On 16 May 2020, a disturbance was formed in the Bay of Bengal near Andaman and Nicobar Islands. World Meteorological Organization (WMO) named the cyclonic storm as “Amphan” (pronounced as “UMPUN”) which is the first super cyclone after the 1999 Odisha cyclone in the region. The FbF technical team generated monitoring report and impact-based forecasting on every three hours. BMD forecasted on 18 May 2020 that the cyclone turned in to a super cyclonic storm and had a probability to landfall in Bangladesh. Based on the RSMC and BMD forecast track, the FbF technical team prepared an impact map for 13 seas facing districts. Based on the EAP guidelines and forecast impact, it was above 25 per cent of the impact threshold. BDRCS with the support from IFRC, GRC and Climate Centre activated the cyclone EAP for taking early actions to reduce human sufferings.

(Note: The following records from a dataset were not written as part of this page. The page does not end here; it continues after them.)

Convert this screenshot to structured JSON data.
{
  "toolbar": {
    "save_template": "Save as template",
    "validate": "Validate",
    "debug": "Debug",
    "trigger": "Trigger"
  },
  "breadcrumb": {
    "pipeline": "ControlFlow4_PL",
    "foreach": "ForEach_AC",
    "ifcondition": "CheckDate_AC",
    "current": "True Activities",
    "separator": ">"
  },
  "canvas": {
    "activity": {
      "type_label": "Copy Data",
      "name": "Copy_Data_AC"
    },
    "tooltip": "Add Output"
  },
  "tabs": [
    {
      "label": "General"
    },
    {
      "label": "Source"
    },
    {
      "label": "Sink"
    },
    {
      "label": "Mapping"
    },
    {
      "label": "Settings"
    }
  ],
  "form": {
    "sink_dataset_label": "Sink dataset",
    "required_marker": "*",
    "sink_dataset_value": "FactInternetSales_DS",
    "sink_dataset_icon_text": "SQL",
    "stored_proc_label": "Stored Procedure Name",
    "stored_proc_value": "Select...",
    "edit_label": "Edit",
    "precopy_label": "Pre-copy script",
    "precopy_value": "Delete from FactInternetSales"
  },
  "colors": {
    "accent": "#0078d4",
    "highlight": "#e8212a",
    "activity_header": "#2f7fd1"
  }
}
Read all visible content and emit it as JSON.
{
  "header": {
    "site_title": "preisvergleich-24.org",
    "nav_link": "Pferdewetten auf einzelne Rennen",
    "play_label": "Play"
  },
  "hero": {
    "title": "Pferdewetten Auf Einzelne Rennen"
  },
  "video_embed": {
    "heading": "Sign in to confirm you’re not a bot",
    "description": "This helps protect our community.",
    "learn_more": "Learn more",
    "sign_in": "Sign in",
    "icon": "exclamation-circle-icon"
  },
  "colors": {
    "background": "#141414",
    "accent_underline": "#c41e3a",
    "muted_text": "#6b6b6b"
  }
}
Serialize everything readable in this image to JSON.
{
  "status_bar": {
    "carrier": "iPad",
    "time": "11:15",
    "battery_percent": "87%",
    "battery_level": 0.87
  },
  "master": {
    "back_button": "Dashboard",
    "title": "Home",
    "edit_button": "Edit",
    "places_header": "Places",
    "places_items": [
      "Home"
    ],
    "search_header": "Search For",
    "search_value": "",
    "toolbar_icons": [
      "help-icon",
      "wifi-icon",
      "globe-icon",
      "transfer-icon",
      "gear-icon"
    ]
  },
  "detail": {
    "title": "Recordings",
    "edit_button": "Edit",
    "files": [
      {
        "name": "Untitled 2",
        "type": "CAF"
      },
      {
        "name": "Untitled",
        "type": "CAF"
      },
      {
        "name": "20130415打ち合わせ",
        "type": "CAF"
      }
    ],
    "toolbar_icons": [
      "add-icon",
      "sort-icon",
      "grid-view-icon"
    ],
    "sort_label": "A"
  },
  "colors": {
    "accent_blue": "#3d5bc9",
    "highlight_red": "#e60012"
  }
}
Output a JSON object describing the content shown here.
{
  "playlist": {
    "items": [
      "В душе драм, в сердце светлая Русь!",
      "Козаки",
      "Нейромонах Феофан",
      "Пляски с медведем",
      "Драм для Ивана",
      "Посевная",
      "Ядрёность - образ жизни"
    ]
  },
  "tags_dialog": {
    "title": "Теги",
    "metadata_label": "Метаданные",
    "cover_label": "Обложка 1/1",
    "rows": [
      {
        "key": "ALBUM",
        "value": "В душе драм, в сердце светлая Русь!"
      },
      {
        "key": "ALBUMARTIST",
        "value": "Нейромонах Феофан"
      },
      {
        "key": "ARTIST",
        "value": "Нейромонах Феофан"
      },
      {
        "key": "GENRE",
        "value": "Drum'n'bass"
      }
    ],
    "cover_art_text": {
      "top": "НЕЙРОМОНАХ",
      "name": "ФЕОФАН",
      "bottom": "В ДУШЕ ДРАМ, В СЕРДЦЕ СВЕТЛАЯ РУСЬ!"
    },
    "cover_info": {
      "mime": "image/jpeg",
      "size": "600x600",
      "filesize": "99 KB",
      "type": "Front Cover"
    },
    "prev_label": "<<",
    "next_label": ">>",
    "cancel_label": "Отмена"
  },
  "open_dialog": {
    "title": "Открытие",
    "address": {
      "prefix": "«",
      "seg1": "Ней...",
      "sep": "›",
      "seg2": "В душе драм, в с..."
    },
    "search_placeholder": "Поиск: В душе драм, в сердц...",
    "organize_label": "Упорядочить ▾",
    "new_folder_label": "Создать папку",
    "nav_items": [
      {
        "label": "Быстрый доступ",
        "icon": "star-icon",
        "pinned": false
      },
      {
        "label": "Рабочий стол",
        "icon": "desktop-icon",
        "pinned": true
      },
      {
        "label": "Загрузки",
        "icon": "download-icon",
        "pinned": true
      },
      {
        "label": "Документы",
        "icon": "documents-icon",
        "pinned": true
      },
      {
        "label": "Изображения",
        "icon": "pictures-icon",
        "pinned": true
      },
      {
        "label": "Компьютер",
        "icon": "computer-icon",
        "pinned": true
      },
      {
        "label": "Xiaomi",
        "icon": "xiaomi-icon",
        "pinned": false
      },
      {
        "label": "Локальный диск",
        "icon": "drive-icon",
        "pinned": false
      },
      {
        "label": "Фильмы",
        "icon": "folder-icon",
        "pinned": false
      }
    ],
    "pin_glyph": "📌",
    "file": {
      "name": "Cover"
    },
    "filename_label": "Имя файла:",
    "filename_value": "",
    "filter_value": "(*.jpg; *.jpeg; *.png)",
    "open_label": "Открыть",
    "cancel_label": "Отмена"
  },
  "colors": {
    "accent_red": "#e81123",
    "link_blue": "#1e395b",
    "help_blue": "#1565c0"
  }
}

Cyclone Amphan caused havoc to the community and household infrastructures and caused further harm to the lives and livelihoods of the people which was already constrained by COVID-19 pandemic. The Government of Bangladesh (GoB) prepared 12,078 cyclone shelters in coastal regions. As per government record, more than 2.4 million people were evacuated, with the help of CPP, BDRCS, Fire Service and Civil Defense (FSCD), Police, Armed Forces, and other organizations, to 14,636 permanent and temporary shelters in 19 coastal districts before the cyclone hit the country's coast. According to the SoS form data of the GoB, cyclone Amphan impacted around 19 districts over the country. Out of these 19 districts, eight districts were among the worst impacted range (from moderate to severe impacts associated with all physical dimensions of the cyclone). Total 154 unions under 34 upazilas (sub-districts) were inundated and 2.6 million peoples were affected. 26 people died in the country due to Amphan. More than 200,000 houses have been fully/ partially damaged; particularly in Satkhira, Jashore, Khulna, Barguna, Bagerhat, Patuakhali, Bhola and Pirojpur districts. With houses damaged and destroyed, people have lost their habitat and the living conditions (sharing space in communal shelters) were not sufficient to maintain reasonable social distance considering the COVID19 pandemic. Around 51,000 hectares crop and vegetable, and prawn and fish cultivation areas were damaged, around 74 per cent households’ food stocks have been destroyed or damaged. 68 per cent agricultural land have been inundated by tidal surge and by saline water. Some 59 per cent of moderate to severe damage on livestock and fisheries production in the affected districts. Cyclone Amphan has destroyed a total of 440 kilometers of road and 76 kilometers of embankment of the coastal area. In the WASH sector, there were 40 thousand toilets and near about 18 tube-well damaged and fully destroyed. 44 per cent educational institutes were fully or partially damaged.